#### Supplied data

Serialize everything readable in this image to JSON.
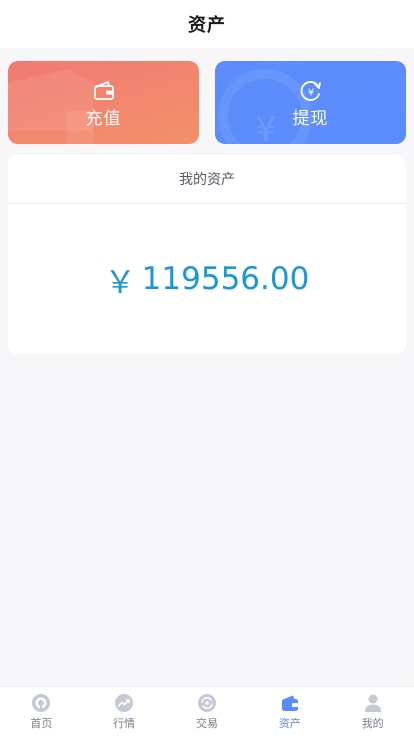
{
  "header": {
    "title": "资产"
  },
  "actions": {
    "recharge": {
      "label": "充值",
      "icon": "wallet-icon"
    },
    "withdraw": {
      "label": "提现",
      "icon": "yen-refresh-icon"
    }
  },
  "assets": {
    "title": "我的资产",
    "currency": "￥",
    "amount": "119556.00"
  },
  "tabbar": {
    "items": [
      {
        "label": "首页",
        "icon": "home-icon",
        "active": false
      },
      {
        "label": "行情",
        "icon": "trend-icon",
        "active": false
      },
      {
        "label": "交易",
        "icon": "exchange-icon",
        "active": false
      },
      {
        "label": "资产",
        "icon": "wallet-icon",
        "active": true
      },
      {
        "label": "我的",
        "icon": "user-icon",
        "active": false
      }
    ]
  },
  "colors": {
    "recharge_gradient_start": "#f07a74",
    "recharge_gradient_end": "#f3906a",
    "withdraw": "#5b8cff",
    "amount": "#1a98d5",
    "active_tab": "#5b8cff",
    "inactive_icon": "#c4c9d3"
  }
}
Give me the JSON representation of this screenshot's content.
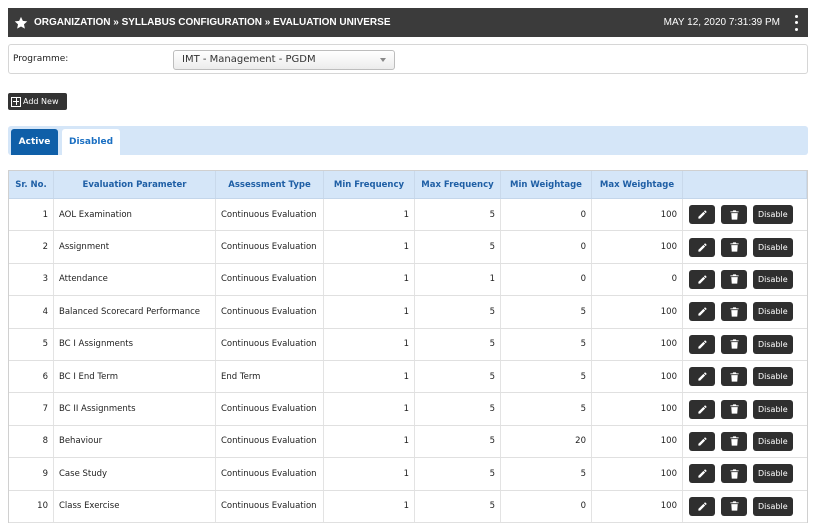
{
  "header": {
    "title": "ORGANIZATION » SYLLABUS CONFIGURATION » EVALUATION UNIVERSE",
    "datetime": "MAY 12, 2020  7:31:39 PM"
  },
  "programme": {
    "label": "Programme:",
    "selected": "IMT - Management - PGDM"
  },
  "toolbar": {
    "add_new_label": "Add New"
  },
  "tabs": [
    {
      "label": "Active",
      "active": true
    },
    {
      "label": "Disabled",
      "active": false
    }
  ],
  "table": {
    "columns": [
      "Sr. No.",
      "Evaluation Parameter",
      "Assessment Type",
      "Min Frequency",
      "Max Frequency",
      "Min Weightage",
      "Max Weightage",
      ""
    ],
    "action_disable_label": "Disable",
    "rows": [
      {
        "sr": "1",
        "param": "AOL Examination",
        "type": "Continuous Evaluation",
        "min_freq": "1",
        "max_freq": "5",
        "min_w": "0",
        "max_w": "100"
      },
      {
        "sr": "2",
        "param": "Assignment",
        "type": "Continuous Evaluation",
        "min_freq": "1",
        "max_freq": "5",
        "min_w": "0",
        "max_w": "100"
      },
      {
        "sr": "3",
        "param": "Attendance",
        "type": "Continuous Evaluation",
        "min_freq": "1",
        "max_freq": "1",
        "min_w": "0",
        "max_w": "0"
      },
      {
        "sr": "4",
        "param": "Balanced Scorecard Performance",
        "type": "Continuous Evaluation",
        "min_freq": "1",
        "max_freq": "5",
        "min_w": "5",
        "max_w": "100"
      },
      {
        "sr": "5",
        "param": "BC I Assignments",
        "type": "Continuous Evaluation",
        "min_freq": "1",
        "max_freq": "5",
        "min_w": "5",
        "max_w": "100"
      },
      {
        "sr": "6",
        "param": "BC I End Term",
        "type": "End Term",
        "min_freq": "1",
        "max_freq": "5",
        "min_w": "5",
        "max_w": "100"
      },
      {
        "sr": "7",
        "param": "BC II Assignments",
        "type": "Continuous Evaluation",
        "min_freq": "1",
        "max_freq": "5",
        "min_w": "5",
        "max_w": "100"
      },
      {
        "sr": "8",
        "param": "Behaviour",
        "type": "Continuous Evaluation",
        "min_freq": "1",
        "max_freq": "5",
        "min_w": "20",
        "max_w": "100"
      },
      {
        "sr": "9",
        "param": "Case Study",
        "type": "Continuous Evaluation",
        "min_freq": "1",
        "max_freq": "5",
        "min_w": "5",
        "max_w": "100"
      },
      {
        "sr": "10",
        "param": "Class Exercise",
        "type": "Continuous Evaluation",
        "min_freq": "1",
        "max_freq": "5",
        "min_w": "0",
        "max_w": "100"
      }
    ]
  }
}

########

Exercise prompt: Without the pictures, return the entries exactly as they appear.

Result:
Serialize everything readable in this image to JSON.
{
  "header": {
    "title": "资产"
  },
  "actions": {
    "recharge": {
      "label": "充值",
      "icon": "wallet-icon"
    },
    "withdraw": {
      "label": "提现",
      "icon": "yen-refresh-icon"
    }
  },
  "assets": {
    "title": "我的资产",
    "currency": "￥",
    "amount": "119556.00"
  },
  "tabbar": {
    "items": [
      {
        "label": "首页",
        "icon": "home-icon",
        "active": false
      },
      {
        "label": "行情",
        "icon": "trend-icon",
        "active": false
      },
      {
        "label": "交易",
        "icon": "exchange-icon",
        "active": false
      },
      {
        "label": "资产",
        "icon": "wallet-icon",
        "active": true
      },
      {
        "label": "我的",
        "icon": "user-icon",
        "active": false
      }
    ]
  },
  "colors": {
    "recharge_gradient_start": "#f07a74",
    "recharge_gradient_end": "#f3906a",
    "withdraw": "#5b8cff",
    "amount": "#1a98d5",
    "active_tab": "#5b8cff",
    "inactive_icon": "#c4c9d3"
  }
}
Give me the JSON representation of this screenshot's content.
{
  "header": {
    "title": "ORGANIZATION » SYLLABUS CONFIGURATION » EVALUATION UNIVERSE",
    "datetime": "MAY 12, 2020  7:31:39 PM"
  },
  "programme": {
    "label": "Programme:",
    "selected": "IMT - Management - PGDM"
  },
  "toolbar": {
    "add_new_label": "Add New"
  },
  "tabs": [
    {
      "label": "Active",
      "active": true
    },
    {
      "label": "Disabled",
      "active": false
    }
  ],
  "table": {
    "columns": [
      "Sr. No.",
      "Evaluation Parameter",
      "Assessment Type",
      "Min Frequency",
      "Max Frequency",
      "Min Weightage",
      "Max Weightage",
      ""
    ],
    "action_disable_label": "Disable",
    "rows": [
      {
        "sr": "1",
        "param": "AOL Examination",
        "type": "Continuous Evaluation",
        "min_freq": "1",
        "max_freq": "5",
        "min_w": "0",
        "max_w": "100"
      },
      {
        "sr": "2",
        "param": "Assignment",
        "type": "Continuous Evaluation",
        "min_freq": "1",
        "max_freq": "5",
        "min_w": "0",
        "max_w": "100"
      },
      {
        "sr": "3",
        "param": "Attendance",
        "type": "Continuous Evaluation",
        "min_freq": "1",
        "max_freq": "1",
        "min_w": "0",
        "max_w": "0"
      },
      {
        "sr": "4",
        "param": "Balanced Scorecard Performance",
        "type": "Continuous Evaluation",
        "min_freq": "1",
        "max_freq": "5",
        "min_w": "5",
        "max_w": "100"
      },
      {
        "sr": "5",
        "param": "BC I Assignments",
        "type": "Continuous Evaluation",
        "min_freq": "1",
        "max_freq": "5",
        "min_w": "5",
        "max_w": "100"
      },
      {
        "sr": "6",
        "param": "BC I End Term",
        "type": "End Term",
        "min_freq": "1",
        "max_freq": "5",
        "min_w": "5",
        "max_w": "100"
      },
      {
        "sr": "7",
        "param": "BC II Assignments",
        "type": "Continuous Evaluation",
        "min_freq": "1",
        "max_freq": "5",
        "min_w": "5",
        "max_w": "100"
      },
      {
        "sr": "8",
        "param": "Behaviour",
        "type": "Continuous Evaluation",
        "min_freq": "1",
        "max_freq": "5",
        "min_w": "20",
        "max_w": "100"
      },
      {
        "sr": "9",
        "param": "Case Study",
        "type": "Continuous Evaluation",
        "min_freq": "1",
        "max_freq": "5",
        "min_w": "5",
        "max_w": "100"
      },
      {
        "sr": "10",
        "param": "Class Exercise",
        "type": "Continuous Evaluation",
        "min_freq": "1",
        "max_freq": "5",
        "min_w": "0",
        "max_w": "100"
      }
    ]
  }
}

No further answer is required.